Think about the last time someone told you:
I’m so busy. It’s a good thing, though.
Today? Yesterday? Last week?
Maybe you were the one that uttered it to someone. Maybe your spouse. Maybe to your coworker or boss. Or if you’re the boss to your employee.
We almost wear it like a badge of honor. There is probably some truth to that. But it can also be a bad thing. In multiple ways.
Let’s focus on one of the possible bad things that result from staying busy all the time.
No Time For Reflection
Many successful people in history have taken time to reflect:
- Steve Jobs
- Arianna Huffington
- Ernest Hemingway
- Albert Einstein
- And many more
I think most of us do it without even realizing it, but staying busy all the time helps us avoid reflection. That busy time keeps tough questions and thoughts out of our minds.
Instead of taking time to think about that painful thing that happened we just fill the space with email or social media or writing or talking on the phone or meetings or whatever.
We even do the same thing with non-work items that we fill our schedules with. TV shows on Netflix, podcasts, after school events with the kids, drinks with friends, reading, etc.
It’s all great and stimulating and wonderful, but it never leaves time for the mind to be alone to ponder life and consider the tough questions and situations.
The Tough Questions
We all deal with tough things in life. It’s easy to think that we’re the only ones when we’re going through something. I think that can lead to some loneliness. It can lead to the tendency to kind of block things out with busy items on the to-do list.
An argument with our spouse. A bully hassling our kid. The lost sale last week that was four months in the making. Lack of sleep. Poor health. A bad habit.
Whatever it is it feels bad. It’s not an enjoyable thing to take the time to consider it. To think it through. Work it out. Figure out what we’re feeling, why we’re feeling it and then figure out a way to move forward.
That comes from putting emphasis on time alone with your thoughts.
How To Be Alone With Your Thoughts
It’s not difficult to be alone with your thoughts. There are plenty of ways to do it. I guess it is difficult because there is pain and discomfort that comes with it.

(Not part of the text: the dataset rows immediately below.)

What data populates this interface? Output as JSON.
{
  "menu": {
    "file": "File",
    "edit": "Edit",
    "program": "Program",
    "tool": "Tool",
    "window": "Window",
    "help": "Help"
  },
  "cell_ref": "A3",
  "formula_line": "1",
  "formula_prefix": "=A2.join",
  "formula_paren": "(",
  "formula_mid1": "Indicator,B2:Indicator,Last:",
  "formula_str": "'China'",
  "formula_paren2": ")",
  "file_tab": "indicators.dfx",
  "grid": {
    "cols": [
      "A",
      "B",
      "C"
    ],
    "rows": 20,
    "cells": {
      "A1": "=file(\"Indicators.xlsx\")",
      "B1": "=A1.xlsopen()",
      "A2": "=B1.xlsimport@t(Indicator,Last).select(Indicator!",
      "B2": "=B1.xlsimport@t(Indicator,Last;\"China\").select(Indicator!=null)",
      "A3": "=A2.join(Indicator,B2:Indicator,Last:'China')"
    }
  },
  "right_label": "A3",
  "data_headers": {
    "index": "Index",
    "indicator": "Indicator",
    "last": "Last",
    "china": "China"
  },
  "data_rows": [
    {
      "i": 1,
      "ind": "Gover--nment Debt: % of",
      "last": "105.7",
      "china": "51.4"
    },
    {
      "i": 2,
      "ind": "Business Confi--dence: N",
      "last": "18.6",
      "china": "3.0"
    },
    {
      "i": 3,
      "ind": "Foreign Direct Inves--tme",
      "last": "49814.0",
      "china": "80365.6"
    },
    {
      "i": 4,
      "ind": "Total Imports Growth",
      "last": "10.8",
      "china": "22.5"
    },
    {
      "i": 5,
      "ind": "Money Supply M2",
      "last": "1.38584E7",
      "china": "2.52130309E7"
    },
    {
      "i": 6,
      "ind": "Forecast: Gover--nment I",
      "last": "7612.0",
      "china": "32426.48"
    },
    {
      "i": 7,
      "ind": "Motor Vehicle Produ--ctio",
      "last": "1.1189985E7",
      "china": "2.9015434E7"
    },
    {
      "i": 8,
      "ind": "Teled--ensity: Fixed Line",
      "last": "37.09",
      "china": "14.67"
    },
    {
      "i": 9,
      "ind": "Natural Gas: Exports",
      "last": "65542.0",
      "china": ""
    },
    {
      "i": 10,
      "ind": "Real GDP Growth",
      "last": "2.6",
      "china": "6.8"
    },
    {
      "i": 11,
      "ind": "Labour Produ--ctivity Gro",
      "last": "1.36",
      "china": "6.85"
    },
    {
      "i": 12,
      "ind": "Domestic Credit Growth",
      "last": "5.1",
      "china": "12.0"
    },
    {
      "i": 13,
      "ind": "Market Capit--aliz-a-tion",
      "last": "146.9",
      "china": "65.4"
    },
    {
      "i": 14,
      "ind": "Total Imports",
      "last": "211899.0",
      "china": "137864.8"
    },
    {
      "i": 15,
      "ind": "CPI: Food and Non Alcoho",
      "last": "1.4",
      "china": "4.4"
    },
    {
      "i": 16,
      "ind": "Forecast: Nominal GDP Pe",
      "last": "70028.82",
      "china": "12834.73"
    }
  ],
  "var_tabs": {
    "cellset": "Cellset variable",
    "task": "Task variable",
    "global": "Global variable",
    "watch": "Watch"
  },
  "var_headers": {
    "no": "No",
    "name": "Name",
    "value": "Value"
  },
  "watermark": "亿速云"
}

Many successful people are able to find ways to be alone with their thoughts:
- Sipping coffee on the proch
- Hunting and fishing
It really comes down to doing something that doesn’t require conscious thought. Not paying attention to anything. Just kind of getting lost in your mind where it’s just you and your issues.
That’s a scary place to be. And today we have so much that can fill our minds. The smartphone stuff. We sit in the waiting room somewhere and instead of getting lost staring at the wall we immediately grab our phones and fill the brain with stimulants.
So to be alone with your thoughts it takes finding the type of activity where you can be alone. Where you don’t need to think about what you’re doing physically. That allows you time to get into the uncomfortable place and sort through things.
You’re going to be uncomfortable when you do this. You’re going to want to get out of it. But practicing reflection forms resiliency, which is one of the traits that successful people have. They take the time to reflect on life. The good and the bad. And it’s not easy when you begin, but over time it becomes easier. There is no apparent ROI from it. You’re not making money when you’re reflecting in the direct measurement sense. But if you look at the big picture those moments of reflection could provide the most ROI of anything you do in life.